“A leader who takes care of their people and stays focused on the well-being of the organization can never fail.”
Simon Sinek, Leaders Eat Last
You can take this even one step further by giving your employees free continuing education for their personal growth and development. A fully-paid self-improvement program, like Dale Carnegie or great seminars like Great Legal Marketing, are a great place to start. But what you’re doing is showing your team that you care about their future and if they’re not happy, your clients will know it and you won’t get results for them. In the end, the happiness (or lack thereof) of your employees will have a HUGE impact on your bottom line.
I know, I know—there are no lawyers doing this. Things are going just fine for you and you see no need to rock the boat. Okay, fine, but do you have a team of fiercely loyal, devoted employees that would do anything for you? Are you at least a bit concerned that your best employees might leave for another job opportunity?
The Difference Between Long-Term Success and Short-Term Profit
Law firms can make great money over 3-5 years by hitting a few big cases, but the bigger question is whether your firm is built to last for the long-haul. Remember, just because you are the best at trial law, doesn’t mean your law firm will succeed in the long-term.

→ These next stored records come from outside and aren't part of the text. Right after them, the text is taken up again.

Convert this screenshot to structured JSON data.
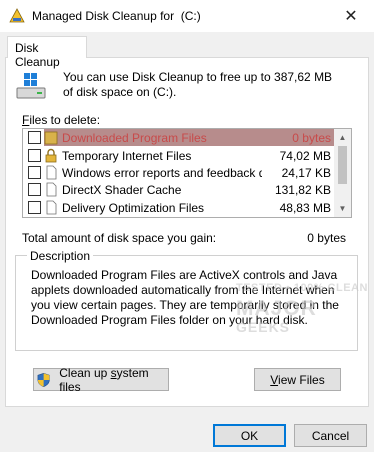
{
  "window": {
    "title": "Managed Disk Cleanup for  (C:)",
    "close_glyph": "✕"
  },
  "tab": {
    "label": "Disk Cleanup"
  },
  "intro_text": "You can use Disk Cleanup to free up to 387,62 MB of disk space on  (C:).",
  "files_label": {
    "accel": "F",
    "rest": "iles to delete:"
  },
  "files": [
    {
      "name": "Downloaded Program Files",
      "size": "0 bytes",
      "checked": false,
      "selected": true,
      "icon": "folder-icon"
    },
    {
      "name": "Temporary Internet Files",
      "size": "74,02 MB",
      "checked": false,
      "selected": false,
      "icon": "lock-icon"
    },
    {
      "name": "Windows error reports and feedback d...",
      "size": "24,17 KB",
      "checked": false,
      "selected": false,
      "icon": "document-icon"
    },
    {
      "name": "DirectX Shader Cache",
      "size": "131,82 KB",
      "checked": false,
      "selected": false,
      "icon": "document-icon"
    },
    {
      "name": "Delivery Optimization Files",
      "size": "48,83 MB",
      "checked": false,
      "selected": false,
      "icon": "document-icon"
    }
  ],
  "total": {
    "label": "Total amount of disk space you gain:",
    "value": "0 bytes"
  },
  "description": {
    "title": "Description",
    "text": "Downloaded Program Files are ActiveX controls and Java applets downloaded automatically from the Internet when you view certain pages. They are temporarily stored in the Downloaded Program Files folder on your hard disk."
  },
  "buttons": {
    "cleanup_system": {
      "pre": "Clean up ",
      "accel": "s",
      "post": "ystem files"
    },
    "view_files": {
      "accel": "V",
      "rest": "iew Files"
    },
    "ok": "OK",
    "cancel": "Cancel"
  },
  "watermark": {
    "line1": "TESTED • 100% CLEAN",
    "line2": "MAJOR",
    "line3": "GEEKS"
  },
  "colors": {
    "accent": "#0078d7",
    "selected_row": "#7b2e2e",
    "window_bg": "#f0f0f0"
  }
}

The only long-term plan for success is a culture at your law practice where you place ultimate value in creating happiness for your employees—everything else is just short-term thinking. When you care for your employees, they will return the favor ten-fold for your clients and the ultimate beneficiary will be you and your bottom line.
But it’s not always obvious that a culture of caring is the best long-term plan for creating a team of fiercely loyal, devoted employees. Sometimes we need a reminder…just like the one given by my 14-year old son on a cloudy, late spring day at the races.